Inflation will persist no matter what happens to taxes
Perhaps the old view of death and taxes was only half right. What seems really certain is inflation, which is proving to be more persistent than transitory.
After a week of throwing plates of pasta at the legislative wall to see what might be left, the Biden administration proposed a framework of reduced social and environmental spending and tax proposals (see Karen Hube’s story here). What was as interesting as the details were what was left on the cutting room floor, most notably the lead test balloon for a so-called billionaire tax on unrealized capital gains.
While high earners with annual incomes over $ 1 million would be subject to surtaxes on their ordinary income, as well as on capital gains and dividends, those earning only six figures would keep their tax rates below those of the 2017 law on tax cuts and employment. However, estate tax exemptions would return to their previous levels of around $ 6 million per person, up from more than $ 11 million now, but the increase in the base cost on death would survive. Finally, a 1% levy on share buybacks would take effect, but would probably have little impact, as our colleague Bill Alpert explained.
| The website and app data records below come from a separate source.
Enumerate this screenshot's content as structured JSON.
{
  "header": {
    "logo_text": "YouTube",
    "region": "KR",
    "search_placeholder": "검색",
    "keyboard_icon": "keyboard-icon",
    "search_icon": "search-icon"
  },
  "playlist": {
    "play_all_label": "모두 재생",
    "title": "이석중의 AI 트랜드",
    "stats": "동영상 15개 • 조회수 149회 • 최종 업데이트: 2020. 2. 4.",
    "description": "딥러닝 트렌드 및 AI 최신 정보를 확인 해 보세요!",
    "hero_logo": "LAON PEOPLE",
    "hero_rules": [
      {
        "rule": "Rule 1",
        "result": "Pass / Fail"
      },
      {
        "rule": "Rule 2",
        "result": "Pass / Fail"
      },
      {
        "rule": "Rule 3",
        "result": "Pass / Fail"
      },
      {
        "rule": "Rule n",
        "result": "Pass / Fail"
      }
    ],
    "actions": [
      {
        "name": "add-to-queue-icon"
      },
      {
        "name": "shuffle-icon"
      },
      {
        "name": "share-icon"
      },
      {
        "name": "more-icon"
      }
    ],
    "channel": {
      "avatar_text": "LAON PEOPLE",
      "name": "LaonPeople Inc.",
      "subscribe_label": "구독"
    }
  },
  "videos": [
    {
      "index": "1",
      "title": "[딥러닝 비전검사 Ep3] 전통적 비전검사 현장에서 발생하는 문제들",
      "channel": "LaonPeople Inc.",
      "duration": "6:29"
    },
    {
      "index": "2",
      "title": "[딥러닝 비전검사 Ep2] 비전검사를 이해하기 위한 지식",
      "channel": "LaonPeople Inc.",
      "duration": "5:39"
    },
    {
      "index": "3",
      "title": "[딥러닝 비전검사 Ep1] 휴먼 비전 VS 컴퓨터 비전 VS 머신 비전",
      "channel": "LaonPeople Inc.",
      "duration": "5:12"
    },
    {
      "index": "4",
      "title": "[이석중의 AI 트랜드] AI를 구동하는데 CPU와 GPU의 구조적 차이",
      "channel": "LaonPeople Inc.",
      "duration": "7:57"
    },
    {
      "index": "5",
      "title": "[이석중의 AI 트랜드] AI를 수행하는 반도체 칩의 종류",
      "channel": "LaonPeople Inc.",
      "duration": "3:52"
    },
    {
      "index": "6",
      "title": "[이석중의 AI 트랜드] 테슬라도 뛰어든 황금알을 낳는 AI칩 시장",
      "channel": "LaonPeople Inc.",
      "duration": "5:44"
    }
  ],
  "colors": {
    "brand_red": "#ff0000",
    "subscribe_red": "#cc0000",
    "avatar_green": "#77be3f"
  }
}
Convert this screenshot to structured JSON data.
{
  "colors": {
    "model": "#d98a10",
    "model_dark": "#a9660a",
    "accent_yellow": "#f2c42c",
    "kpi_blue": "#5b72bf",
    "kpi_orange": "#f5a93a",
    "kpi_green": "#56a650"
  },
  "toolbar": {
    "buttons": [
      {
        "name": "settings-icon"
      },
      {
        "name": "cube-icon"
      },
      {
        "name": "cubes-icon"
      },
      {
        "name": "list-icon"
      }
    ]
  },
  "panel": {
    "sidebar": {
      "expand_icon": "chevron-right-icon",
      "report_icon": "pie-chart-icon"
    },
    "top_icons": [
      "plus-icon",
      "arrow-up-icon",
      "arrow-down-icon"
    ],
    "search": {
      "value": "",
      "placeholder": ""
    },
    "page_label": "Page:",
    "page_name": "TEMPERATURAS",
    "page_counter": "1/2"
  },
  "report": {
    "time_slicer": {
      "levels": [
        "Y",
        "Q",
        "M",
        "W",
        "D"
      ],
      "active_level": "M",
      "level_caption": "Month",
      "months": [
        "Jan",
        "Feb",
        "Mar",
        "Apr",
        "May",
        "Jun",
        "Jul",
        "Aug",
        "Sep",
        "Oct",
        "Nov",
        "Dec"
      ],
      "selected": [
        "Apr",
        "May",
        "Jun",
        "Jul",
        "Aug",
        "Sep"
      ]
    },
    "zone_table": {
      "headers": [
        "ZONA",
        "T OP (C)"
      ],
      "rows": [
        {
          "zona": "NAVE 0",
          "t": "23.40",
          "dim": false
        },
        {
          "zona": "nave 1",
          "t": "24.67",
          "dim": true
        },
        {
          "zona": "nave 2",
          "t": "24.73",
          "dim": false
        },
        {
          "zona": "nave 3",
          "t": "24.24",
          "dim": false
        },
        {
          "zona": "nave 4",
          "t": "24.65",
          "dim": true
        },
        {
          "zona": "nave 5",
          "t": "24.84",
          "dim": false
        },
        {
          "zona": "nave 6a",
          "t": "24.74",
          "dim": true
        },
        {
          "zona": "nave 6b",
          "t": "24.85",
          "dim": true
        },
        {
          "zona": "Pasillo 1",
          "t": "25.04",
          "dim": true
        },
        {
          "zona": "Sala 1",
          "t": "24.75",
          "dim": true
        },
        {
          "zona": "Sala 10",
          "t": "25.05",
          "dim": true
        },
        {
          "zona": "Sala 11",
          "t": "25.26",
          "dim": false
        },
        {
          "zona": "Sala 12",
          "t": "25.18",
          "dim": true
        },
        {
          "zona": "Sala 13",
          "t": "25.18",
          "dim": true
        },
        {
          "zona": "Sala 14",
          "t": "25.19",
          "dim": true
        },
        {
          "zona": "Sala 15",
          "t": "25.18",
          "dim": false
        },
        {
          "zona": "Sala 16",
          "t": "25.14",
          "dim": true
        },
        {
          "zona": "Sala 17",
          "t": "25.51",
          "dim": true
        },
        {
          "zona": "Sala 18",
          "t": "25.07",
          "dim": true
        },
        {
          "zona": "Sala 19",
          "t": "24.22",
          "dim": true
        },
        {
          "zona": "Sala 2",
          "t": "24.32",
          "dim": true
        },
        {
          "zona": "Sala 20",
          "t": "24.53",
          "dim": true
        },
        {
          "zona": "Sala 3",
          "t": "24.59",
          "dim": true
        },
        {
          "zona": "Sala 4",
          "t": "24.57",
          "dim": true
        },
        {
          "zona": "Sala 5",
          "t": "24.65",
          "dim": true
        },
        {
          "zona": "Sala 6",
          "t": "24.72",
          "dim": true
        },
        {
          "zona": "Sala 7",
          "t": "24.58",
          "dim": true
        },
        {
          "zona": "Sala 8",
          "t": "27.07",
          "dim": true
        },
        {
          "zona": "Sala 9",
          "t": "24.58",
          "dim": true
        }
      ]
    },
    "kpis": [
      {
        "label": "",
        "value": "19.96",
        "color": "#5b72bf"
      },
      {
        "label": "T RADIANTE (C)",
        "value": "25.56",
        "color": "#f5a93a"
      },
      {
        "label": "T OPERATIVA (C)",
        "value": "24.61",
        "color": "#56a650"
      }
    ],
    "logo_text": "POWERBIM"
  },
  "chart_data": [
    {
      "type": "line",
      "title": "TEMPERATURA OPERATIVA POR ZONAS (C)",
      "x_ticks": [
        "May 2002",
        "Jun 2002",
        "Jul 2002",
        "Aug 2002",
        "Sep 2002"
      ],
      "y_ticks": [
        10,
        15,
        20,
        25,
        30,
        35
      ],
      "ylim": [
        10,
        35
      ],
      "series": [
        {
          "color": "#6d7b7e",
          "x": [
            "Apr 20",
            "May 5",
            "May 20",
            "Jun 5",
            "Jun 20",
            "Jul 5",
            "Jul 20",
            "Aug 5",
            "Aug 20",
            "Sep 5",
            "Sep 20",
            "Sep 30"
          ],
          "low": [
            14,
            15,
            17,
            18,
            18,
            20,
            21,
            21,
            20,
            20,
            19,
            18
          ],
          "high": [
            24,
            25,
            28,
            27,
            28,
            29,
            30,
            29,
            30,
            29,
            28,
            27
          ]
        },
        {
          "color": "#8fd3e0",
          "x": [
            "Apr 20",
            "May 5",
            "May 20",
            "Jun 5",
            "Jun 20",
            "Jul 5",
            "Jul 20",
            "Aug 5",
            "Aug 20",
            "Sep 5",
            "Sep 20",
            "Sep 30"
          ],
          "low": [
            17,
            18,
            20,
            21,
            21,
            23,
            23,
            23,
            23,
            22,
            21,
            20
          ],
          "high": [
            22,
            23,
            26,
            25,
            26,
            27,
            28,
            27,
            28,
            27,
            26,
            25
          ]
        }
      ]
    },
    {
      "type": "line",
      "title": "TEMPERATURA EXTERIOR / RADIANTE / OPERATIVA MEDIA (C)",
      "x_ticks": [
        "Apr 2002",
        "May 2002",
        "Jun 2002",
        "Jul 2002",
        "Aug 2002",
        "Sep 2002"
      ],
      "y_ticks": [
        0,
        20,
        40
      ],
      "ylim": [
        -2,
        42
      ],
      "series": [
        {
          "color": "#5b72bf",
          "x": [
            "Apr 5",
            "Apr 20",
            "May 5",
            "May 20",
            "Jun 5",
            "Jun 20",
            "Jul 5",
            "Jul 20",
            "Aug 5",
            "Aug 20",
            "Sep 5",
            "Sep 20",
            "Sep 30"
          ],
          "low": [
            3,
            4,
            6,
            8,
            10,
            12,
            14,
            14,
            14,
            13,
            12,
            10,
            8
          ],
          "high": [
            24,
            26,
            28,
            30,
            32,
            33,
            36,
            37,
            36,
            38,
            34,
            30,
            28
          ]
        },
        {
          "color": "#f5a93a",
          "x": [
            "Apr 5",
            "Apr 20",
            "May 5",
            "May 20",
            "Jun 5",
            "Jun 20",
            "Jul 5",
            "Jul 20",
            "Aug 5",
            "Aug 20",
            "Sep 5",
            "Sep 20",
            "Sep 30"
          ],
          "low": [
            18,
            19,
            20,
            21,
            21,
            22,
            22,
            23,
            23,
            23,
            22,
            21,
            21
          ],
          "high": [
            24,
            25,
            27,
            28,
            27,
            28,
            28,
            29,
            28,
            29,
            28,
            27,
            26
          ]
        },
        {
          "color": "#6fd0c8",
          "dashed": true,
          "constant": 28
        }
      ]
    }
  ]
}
One sector that didn’t hamper goodies much was the municipal bond market, which had hoped for a pick-up in prepayments (which involve the sale of bonds to pay off more expensive debt before its call or maturity date. ) or a new federally subsidized taxable municipal program similar to the Build America Bonds of the past decade.
But for those who would be hit by new income tax surcharges (5% on $ 10 million, with an additional 3% on $ 25 million), munis would now make more sense. In the upper 48.8% all-inclusive federal range, the 1.77% on investment grade tax-exempt bonds would equate to a taxable security at a yield of 3.46%, which is more than the 30-day yield. 3.25% on the
iShares iBoxx High Yield Corporate Bond
exchange traded fund (ticker: HYG).
Still, it’s uncertain whether those taxes will be imposed, given that there’s no guarantee that still-divided Democrats will come together to embrace Biden’s infrastructure and social spending programs.
Greg Valliere, chief US strategist at AGF Investments, believes that even after months of back-and-forth negotiations, the House Ways and Means Committee could change the framework further. Indeed, there is a 40% chance that the whole package could “crash and burn,” he wrote in a customer note. Thus, fiscal policy uncertainty will persist.
Regardless of future spending and tax plans, one thing is certain: the federal deficit is certain to decline, albeit from record levels produced by the measures used to offset the economic effects of the pandemic. This will mean that the Treasury will reduce its sales of notes and bonds, just as the Federal Reserve is likely to reduce its purchases, write Jefferies economists Aneta Markowska and Thomas Simons.
The Congressional Budget Office projects a deficit of $ 848 billion for fiscal 2022, down sharply from $ 2.672 trillion for fiscal 2021, which ended Sept. 30, they note. Even if Biden’s Build Back Better plan is adopted, Mizuho Americas economist Alex Pelle writes that the decline in the deficit since the expiration of the US bailout will exert a fiscal drag that would dampen growth (he is targeting 3.5% next year, about two percentage points below consensus) and reduce upward pressure on interest rates.
As for the Fed’s next week’s meeting, which begins on Tuesday, the big surprise would be that Jerome Powell & Co. does not announce a drop in their purchases of securities. More interesting will be the way they characterize inflation.
On Friday reported that the employment cost index, the most comprehensive measure of labor costs, accelerated to 3.7% year-on-year in the third quarter, as private wages and salaries rose. increased 4.6% from their levels a year earlier, both about half. their rate of increase in the fourth quarter of 2020, which is distinct from the story of the aging supply chain. Rather than transitory, higher inflation seems as inevitable as death and taxes.
Read more From top to bottom of Wall Street: Even if the Fed tightens, easy money will be available. This is good news for stocks.
Write to Randall W. Forsyth at [email protected]